Recommended read: The Werewolf of Paris
Best known for writing one of the first werewolf novels, Guy Endore’s Gothic fiction is a cult favorite of horror fans. His best-known novel, The Werewolf of Paris, was published in 1933 and is about a werewolf dealing with his affliction. Endore’s dark and ominous tone will please fans of Poe—with his story occurring during the events of the Franco-Prussian War.
The Turn of the Screw
Recommended read: The Turn of the Screw
Largely known for his rich works of literary realism, Henry James was also a master craftsman of Gothic madness and suspense. In The Turn of the Screw, a young governess at a secluded country estate desperately tries to protect the children from sinister forces that only she can see. The supernatural tale haunts readers long after the last page is turned–just like Poe’s best stories.
Sir Arthur Conan Doyle
The Sign of the Four
Recommended read: The Sign of the Four
No list of Poe successors would be complete without Sir Arthur Conan Doyle. The celebrated author never shied away from admitting his inspiration for Sherlock Holmes stemmed from Poe’s own detective, Monsieur Dupin. The Sign of the Four, the second novel in the Sherlock Holmes series, introduces Doctor Watson’s future wife Mary—as she hires Holmes to find her father who was last seen in India.
Recommended read: Dracula
Bram Stoker is best known for defining the vampire genre with his Gothic novel, Dracula. The frightening tale, told in a less obviously horrific way in the epistolary style, is sure to delight fans of Poe’s subtle horror. In addition to writing, Stoker was involved in theater and managed Henry Irving’s Lyceum Theatre in London for 27 years.
The Island of Doctor Moreau
Recommended read: The Island of Doctor Moreau
While H.G. Wells is best known for The Time Machine and The War of the Worlds, he’s also the author of some more horrific science fiction. In The Island of Doctor Moreau, Edward Prendick is shipwrecked on a remote island in the Pacific—unaware of the mad scientist and lab-made horrors that await him. The creepy way Prendick descends into a pit of horror is reminiscent of Poe’s style.
Recommended read: Frankenstein
Like Poe, Shelley’s style has elements of both the Gothic novel and Romanticism. And to further their similarities—they both were part of early science fiction. Shelley’s popular novel, Frankenstein, tells of Victor Frankenstein and the living monster he creates. Though published in 1818, it’s a terrifying idea in any era.
At the Mountains of Madness
Recommended read: At the Mountains of Madness
Lovecraft, like Poe, wrote horror fiction that was quite unlike the literary tradition of his time. The two authors shared certain biographical similarities, as well–both lost their fathers at a young age, and both found literary success primarily after death. In Lovecraft’s novella, At the Mountains of Madness, Lovecraft tells of a chilling exploration of Antarctica in 1930—with the narrator advising that no one attempt to return to the continent.

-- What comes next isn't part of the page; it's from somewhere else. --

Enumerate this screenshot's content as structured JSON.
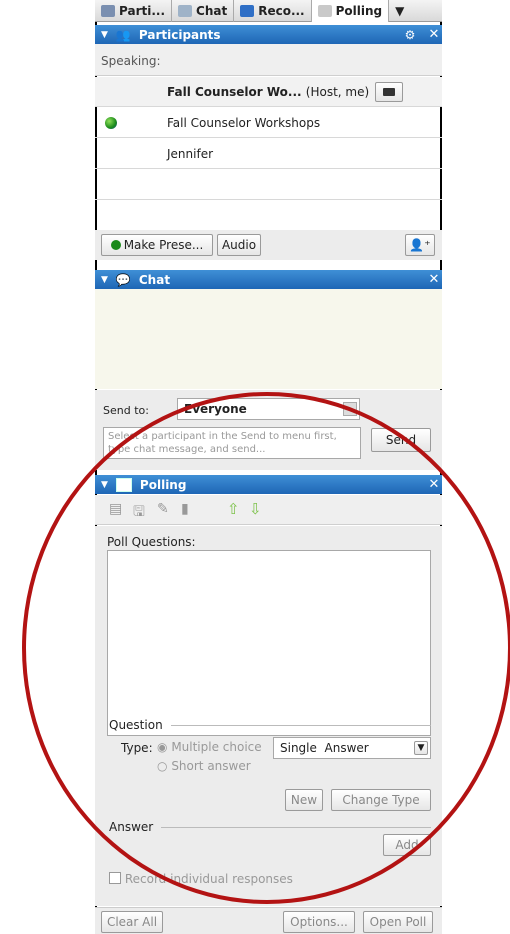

The Haunting of Hill House
Recommended read: The Haunting of Hill House
Jackson is well-known for her thrilling short story, “The Lottery,” in which a town gathers for an unusually dark tradition. Like Poe, Jackson uses psychological terror, rather than abrupt horror, to engage her audience. In The Haunting of Hill House, readers are left to untangle what is real and what is merely imagined by the characters as they experience the paranormal activities of an old mansion.
Recommended read: McTeague
With Poe as a strong influence, Norris explored the dark realities of violence and poverty in his work. McTeague weaves together envy, jealousy, and murder as it follows a young couple’s courtship, marriage and, ultimately, their demise. Norris, too, often had trouble publishing his work, as editors were shocked by the darkness of his stories.
This post is sponsored by Open Road Media. Thank you for supporting our partners, who make it possible for The Lineup to continue publishing the true crime and creepy stories you love.